Original title: Ève
- 2 Seas Represents: World Excl French.
- Rights Sold: Serbia (Vulkan)
- English sample available
- Over 30,000 copies sold!
In the Bible, [Eve] is the ‘mother of all who have life’. Over the centuries, she has inspired painters and provoked the most troubling erotic artworks. After telling the stories of heroines from three religions, Marek Halter tackles her. His book, scandalous and combative, is of a rare violence. – Paris Match
An incredible portrait, completely groundbreaking. – Le Parisien
A story [Halter] presents as literary, but radical too. – Le Figaro
A novel about what happened in the garden of Eden and about Eve, the first woman to fight for the freedom to think, no matter what the cost. – Livres Hebdo
Who doesn’t know Eve? The first woman in the history of humanity. For thousands of years, she has been blamed. At last, here is everything about the mother of us all. A stunning novel on what really happened in the Garden of Eden.

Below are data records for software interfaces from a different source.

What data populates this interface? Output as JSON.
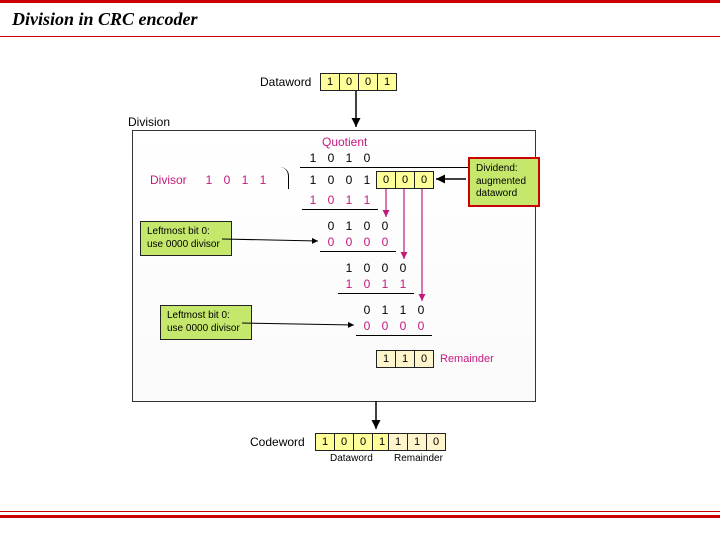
{
  "title": "Division in CRC encoder",
  "labels": {
    "dataword": "Dataword",
    "division": "Division",
    "quotient": "Quotient",
    "divisor": "Divisor",
    "dividend": "Dividend:\naugmented\ndataword",
    "leftmost": "Leftmost bit 0:\nuse 0000 divisor",
    "remainder": "Remainder",
    "codeword": "Codeword",
    "foot_dataword": "Dataword",
    "foot_remainder": "Remainder"
  },
  "dataword_bits": [
    "1",
    "0",
    "0",
    "1"
  ],
  "quotient_bits": [
    "1",
    "0",
    "1",
    "0"
  ],
  "divisor_bits": [
    "1",
    "0",
    "1",
    "1"
  ],
  "dividend_bits": [
    "1",
    "0",
    "0",
    "1",
    "0",
    "0",
    "0"
  ],
  "rows": {
    "r1": [
      "1",
      "0",
      "1",
      "1"
    ],
    "r2": [
      "0",
      "1",
      "0",
      "0"
    ],
    "r3": [
      "0",
      "0",
      "0",
      "0"
    ],
    "r4": [
      "1",
      "0",
      "0",
      "0"
    ],
    "r5": [
      "1",
      "0",
      "1",
      "1"
    ],
    "r6": [
      "0",
      "1",
      "1",
      "0"
    ],
    "r7": [
      "0",
      "0",
      "0",
      "0"
    ]
  },
  "remainder_bits": [
    "1",
    "1",
    "0"
  ],
  "codeword_data": [
    "1",
    "0",
    "0",
    "1"
  ],
  "codeword_rem": [
    "1",
    "1",
    "0"
  ]
}
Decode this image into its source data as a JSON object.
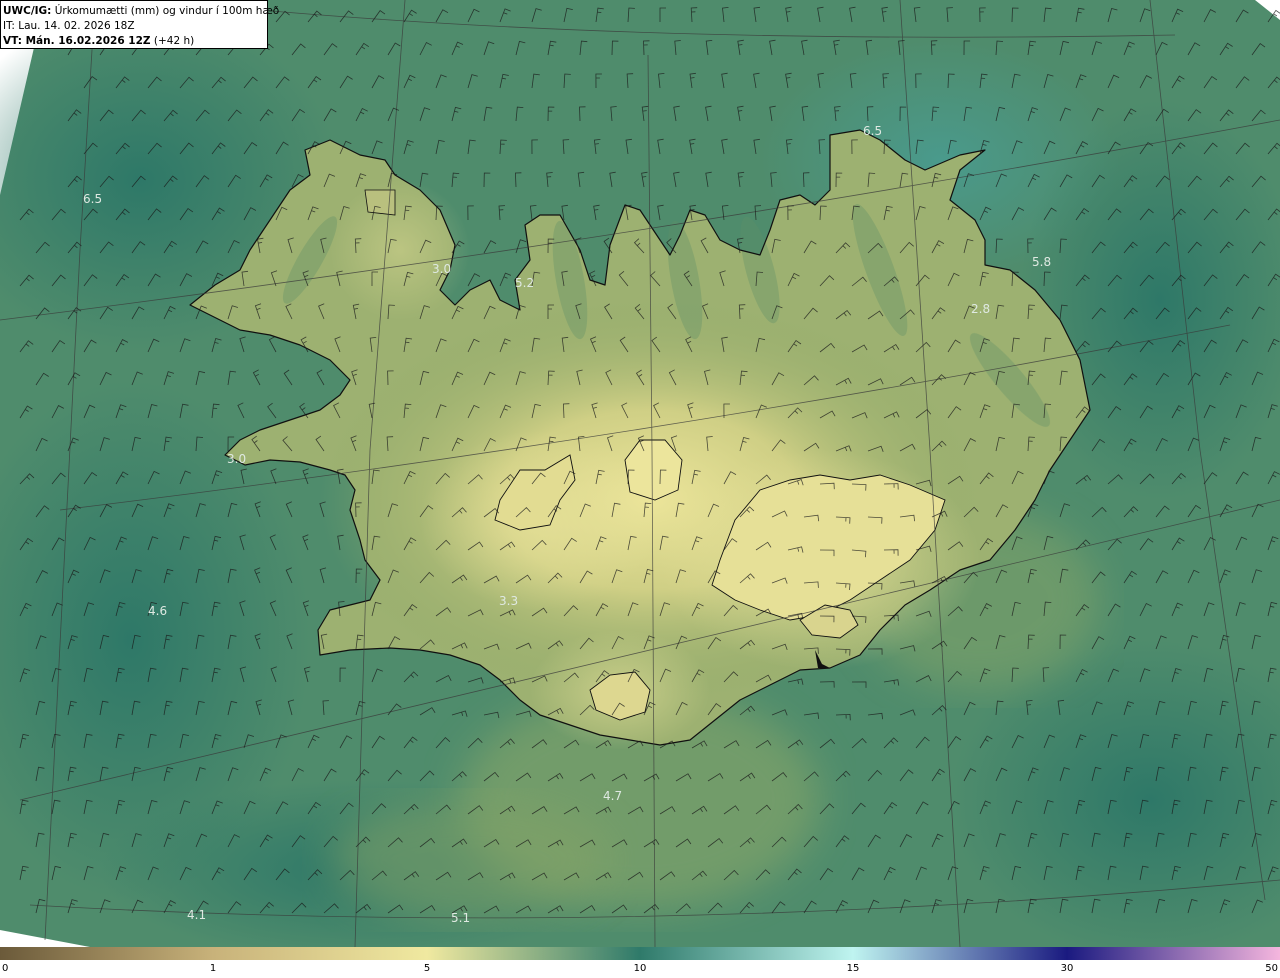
{
  "header": {
    "title_bold": "UWC/IG:",
    "title_rest": " Úrkomumætti (mm) og vindur í 100m hæð",
    "init_time": "IT: Lau. 14. 02. 2026 18Z",
    "valid_bold": "VT: Mán. 16.02.2026 12Z",
    "valid_rest": " (+42 h)"
  },
  "colors": {
    "ocean_dark": "#2f7a6a",
    "ocean_mid": "#4d8b6a",
    "land_mid": "#8fa968",
    "land_high": "#e6e195",
    "coast": "#101010",
    "barb": "#1a1a1a"
  },
  "value_labels": [
    {
      "id": "val-se-nw",
      "text": "6.5"
    },
    {
      "id": "val-ne",
      "text": "6.5"
    },
    {
      "id": "val-east",
      "text": "5.8"
    },
    {
      "id": "val-north",
      "text": "5.2"
    },
    {
      "id": "val-westfjords",
      "text": "3.0"
    },
    {
      "id": "val-east-2",
      "text": "2.8"
    },
    {
      "id": "val-west",
      "text": "3.0"
    },
    {
      "id": "val-south-west",
      "text": "4.6"
    },
    {
      "id": "val-center",
      "text": "3.3"
    },
    {
      "id": "val-south",
      "text": "4.7"
    },
    {
      "id": "val-sw-bottom",
      "text": "4.1"
    },
    {
      "id": "val-s-bottom",
      "text": "5.1"
    }
  ],
  "colorbar": {
    "ticks": [
      "0",
      "1",
      "5",
      "10",
      "15",
      "30",
      "50"
    ],
    "segments": [
      {
        "from": "#6b5a3a",
        "to": "#c8b27a"
      },
      {
        "from": "#c8b27a",
        "to": "#f0e9a0"
      },
      {
        "from": "#f0e9a0",
        "to": "#2f7a6a"
      },
      {
        "from": "#2f7a6a",
        "to": "#bff4f0"
      },
      {
        "from": "#bff4f0",
        "to": "#1a1a80"
      },
      {
        "from": "#1a1a80",
        "to": "#f5b6de"
      },
      {
        "from": "#f5b6de",
        "to": "#b0108a"
      }
    ]
  }
}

The crime of the first murder happened just after God-Elohim banished Adam and Eve from the Garden of Eden: their son Cain killed his twin, Abel. God banished Cain from His sight while protecting him with a mark: for seven generations, nobody could harm him. Cain took refuge in the desert, where he established the city of Henoch and started his line of descendants.
But now Lemec’h, his great great grandson, kills Cain before the seven generations have passed! Awan, Cain’s elderly wife, makes a terrible prophecy: tired of the flawed tribe that he created, Elohim is going to wipe them all out with a flood! The people of Henoch are seized by terror. Lemec’h goes to war against the idol-worshippers, thinking God will be pleased and spare them. Chaos rules, the dead grow in number, but victory brings no peace: Awan stands by her prophecy. The women of Henoch revolt, ‘refusing their bellies.’ What good will it do to give birth to killers to be punished by God? What good will it do to bring into the world children destined to drown? Revolt rumbles in the city of Henoch. Why does Elohim condemn the people who live there? They are innocent of the crimes of Cain and Lemec’h! “Go and ask Adam and Eve,” Awan replies. A group of men and women take her at her word. They make their way to what is left of Eden, still home to the first ancestors, to question them.
What happened in the Garden of Eden? What is the original fault they are suffering the punishment for seven generations later? Adam lays the blame on Eve. God’s anger, the promised annihilation…. It is all because of her. Noah, the grandson of Adam and Eve, comes to his grandmother’s defence. By disobeying God, didn’t Eve do good for mankind? If they had stayed in paradise, what kind of beings would they have become? Beings outside of time and of history? Incapable of love, creation and thought? Other voices follow to question Elohim: What was the tree placed in the centre of Eden? Why tempt Adam and Eve if the fruit could lead to Evil? Didn’t Elohim himself want His creation to be flawed? Did He not exact revenge indiscriminately? Had He been fallible in showing Himself to be unjust?
Nahamma, the daughter of Lemec’h, the killer of Cain, and Noah’s wife, tells us the story. Having boarded the arc with her husband and sons, she is the only woman to survive the flood. The only one who can tell us about the time before the apocalypse.
- One of the Women of the Bible books, translated into over twenty languages and international bestsellers.
- Eve: an extraordinary character, a myth without parallel, marking human history since before the dawn of time. She has forever divided thinkers and inspired artists. With her act of rebellion she brought mankind into History and into Time. She is at the origin of all our questions about free will, and without her we would not be ‘thinking reeds.’
- An adventure story about the myth of where we come from, but also totally current. Like the people of today, the heroes are men caught between the absurd nostalgia for a paradise lost and the terror of annihilation; and women who are fighting for the freedom to think, at all costs.
Praise for Sarah, the first book in Marek Halter’s Canaan Trilogy:
A worthy heiress to Anita Diamant’s bestseller The Red Tent, and an entertaining read, with a heroine who uses both her brains and her femininity to astonishing efect. —Atlantic Journal Constitution
Praise for Zipporah, the second book in the Canaan Trilogy:
In this portrait of an astonishingly sensual and independent woman, there is little doubt that Marek Halter will succeed once again in seducing his readers, male and female alike. —Marie Claire
Enjoyable . . . includes many rich cultural details and plenty of steamy sex. —Publishers Weekly
Praise for Mary of Nazareth:
Halter has created a memorable and appealing heroine. —Historical Novels Review